Segment Start: Given records

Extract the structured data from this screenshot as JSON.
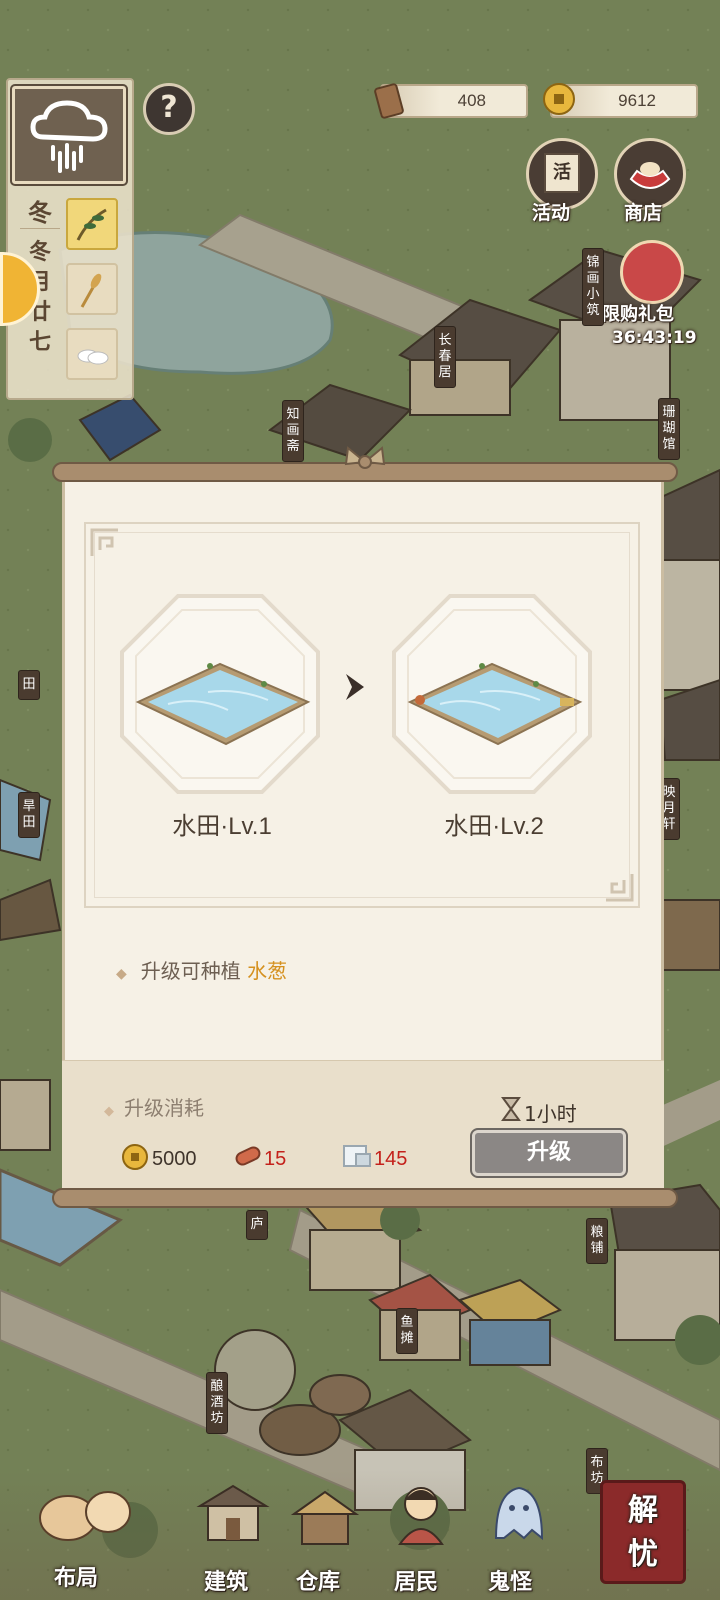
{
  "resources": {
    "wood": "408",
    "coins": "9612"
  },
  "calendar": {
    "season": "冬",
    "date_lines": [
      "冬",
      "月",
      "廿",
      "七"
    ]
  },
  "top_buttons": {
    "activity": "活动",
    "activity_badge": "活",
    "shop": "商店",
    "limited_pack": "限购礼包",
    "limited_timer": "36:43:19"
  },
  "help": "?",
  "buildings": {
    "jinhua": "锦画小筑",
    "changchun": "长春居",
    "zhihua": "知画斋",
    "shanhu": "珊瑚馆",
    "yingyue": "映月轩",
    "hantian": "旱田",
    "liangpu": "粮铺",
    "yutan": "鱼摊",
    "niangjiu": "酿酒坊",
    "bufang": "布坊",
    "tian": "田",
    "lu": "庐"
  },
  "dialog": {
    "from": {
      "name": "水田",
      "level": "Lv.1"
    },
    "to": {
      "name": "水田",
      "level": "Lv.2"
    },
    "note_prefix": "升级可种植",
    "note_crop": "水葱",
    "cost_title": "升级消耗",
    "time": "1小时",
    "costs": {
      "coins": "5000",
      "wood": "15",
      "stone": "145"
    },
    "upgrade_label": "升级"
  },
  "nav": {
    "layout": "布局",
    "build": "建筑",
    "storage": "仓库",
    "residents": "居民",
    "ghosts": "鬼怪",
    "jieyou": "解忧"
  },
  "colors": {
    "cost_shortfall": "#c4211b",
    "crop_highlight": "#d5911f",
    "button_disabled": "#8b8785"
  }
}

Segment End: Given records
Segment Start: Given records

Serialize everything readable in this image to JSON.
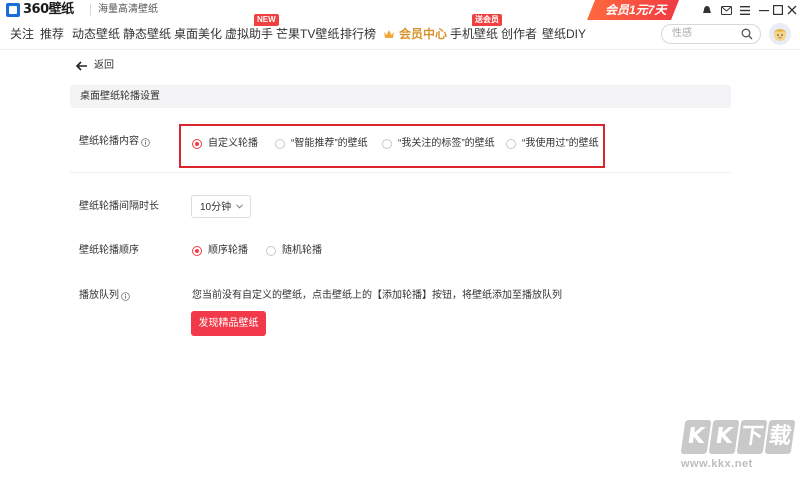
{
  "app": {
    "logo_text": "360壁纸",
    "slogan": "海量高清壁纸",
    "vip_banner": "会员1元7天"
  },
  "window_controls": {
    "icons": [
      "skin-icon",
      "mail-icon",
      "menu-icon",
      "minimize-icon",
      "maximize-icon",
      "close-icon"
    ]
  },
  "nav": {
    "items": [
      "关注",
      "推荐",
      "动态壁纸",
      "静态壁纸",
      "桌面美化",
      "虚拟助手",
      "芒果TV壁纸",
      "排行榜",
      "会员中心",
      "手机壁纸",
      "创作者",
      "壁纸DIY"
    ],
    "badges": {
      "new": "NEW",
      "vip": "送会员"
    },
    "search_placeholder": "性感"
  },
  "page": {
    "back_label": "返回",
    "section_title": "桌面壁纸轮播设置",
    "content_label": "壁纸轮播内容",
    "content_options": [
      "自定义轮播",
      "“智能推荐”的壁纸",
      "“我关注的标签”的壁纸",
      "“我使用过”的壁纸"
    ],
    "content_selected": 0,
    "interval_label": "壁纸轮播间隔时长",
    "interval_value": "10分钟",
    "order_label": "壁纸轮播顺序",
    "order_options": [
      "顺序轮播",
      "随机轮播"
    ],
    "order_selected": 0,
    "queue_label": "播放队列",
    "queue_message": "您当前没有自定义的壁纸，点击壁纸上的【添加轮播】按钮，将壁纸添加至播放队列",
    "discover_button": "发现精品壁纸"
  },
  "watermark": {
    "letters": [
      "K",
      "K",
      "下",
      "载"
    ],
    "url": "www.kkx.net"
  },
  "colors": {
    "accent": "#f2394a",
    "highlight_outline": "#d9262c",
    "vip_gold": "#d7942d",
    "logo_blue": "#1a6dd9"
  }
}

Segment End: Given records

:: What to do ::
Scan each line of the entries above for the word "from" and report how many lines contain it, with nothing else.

:: Answer below ::
2